DAY 1000 - DECEMBER 9, 2013
Hundreds are killed in a chemical attack in the East Ghouta region of Damascus, most of them civilians. Scores of videos surface showing women and children suffering from respiratory failure, thereby corroborating the belief that Sarin gas was most likely the agent released. John Kerry and David Cameron bang the war drums, citing Assad crossed US President Barack Obama's "red line" with the biological attack. But to little effect, both US and UK governing bodies ultimately reject intervention proposals. Syrian rebels make a push towards Latakia, Assad's hometown and government stronghold, causing hundreds of Alawites to flee to the south. In Beirut a powerful car bomb kills 21 people in a densely populated, Hezbollah-controlled, shopping area. It is the deadliest attack Beirut has seen in more than eight years. In Al Raqqa, a liberated city in northeastern Syria, jihadist rebels fully expel Free Syrian Army soldiers from the region. Foreign fighters on both ends of the conflict flood into Syria, hoping to turn the tides in a country where little more than rubble is left of most cities. A family of 150 Kazakh jihadists, including women and small children, arrive in northern Syria to try to help topple the regime of embattled President Bashar Al Assad. Meanwhile, a team of Russian mercenaries, beholden to Assad, is discovered to have operated near an oil field in Deir Ez Zor after an ISIS member finds a foreign ID card. As the winter months approach, disease, malnutrition and starvation affect those Syrian citizens that have not evacuated the country. Polio, a virus that has been eradicated in the United States for over 25 years, surfaces in Deir Ez Zor, Damascus, and Aleppo. The Syrian government meets the first deadline for disposing of their chemical weapons with all of their manufacturing facilities being successfully dismantled.

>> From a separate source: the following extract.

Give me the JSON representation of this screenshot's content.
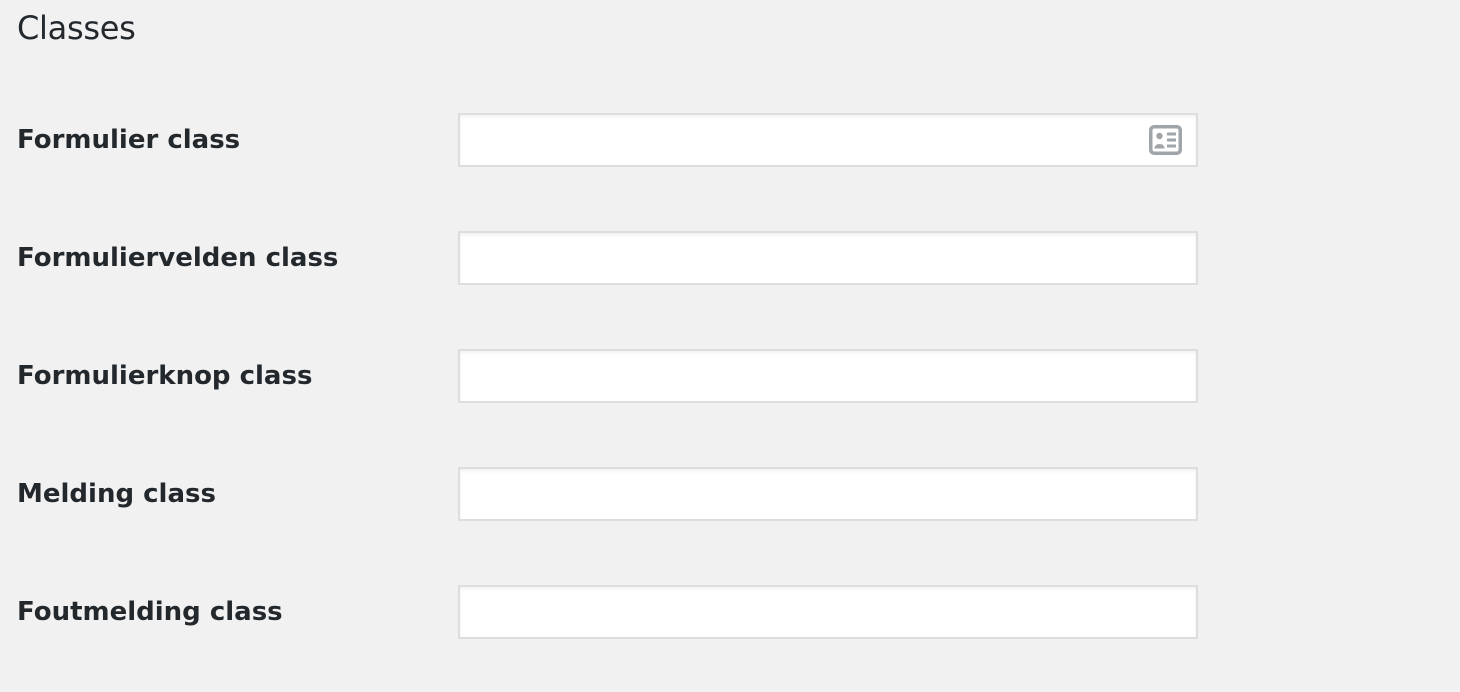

However, the Organization for the Prohibition of Chemical Weapons says that although they have located most of Assad's stockpiles, the complex instability in places like Homs has made it difficult to verify if clusters of Mustard, VX, and Sarin gas still exist amidst the daily firefights. ISIS soldiers continue to push westward against the FSA , eventually taking control of Bab Al Hawa, the Turkish border crossing that was both a FSA stronghold and a transport lifeline for foreign arms and medical supplies. The UN and other international organizations, unable to verify mounting fatality figures in Syria, start to abandon their death toll tallies. The numbers continue to soar while the identities of the deceased gradually disappear, namelessly, without reason or record.
From time to time there are scuffles at Al Zaatari. Everyday it grows by the dozens. The Syrian Armed Forces continues to traffic more and more people in but never out, and aid workers around the camp keep talking about reaching critical mass and how everything may fall apart any day now. You try not to spend your time worrying about that, though. You continue to teach your children to read and write. You tell them stories and you do what you can to divert their attention away from the squalid conditions around you. Mostly you wait to see if your refugee status will allow you and your children to move away from the heat and the desert of the Middle East. You wonder what it's like in Norway...You wonder what snow looks like...What it tastes like...You wonder if you will ever be able to forget what you've seen in your country.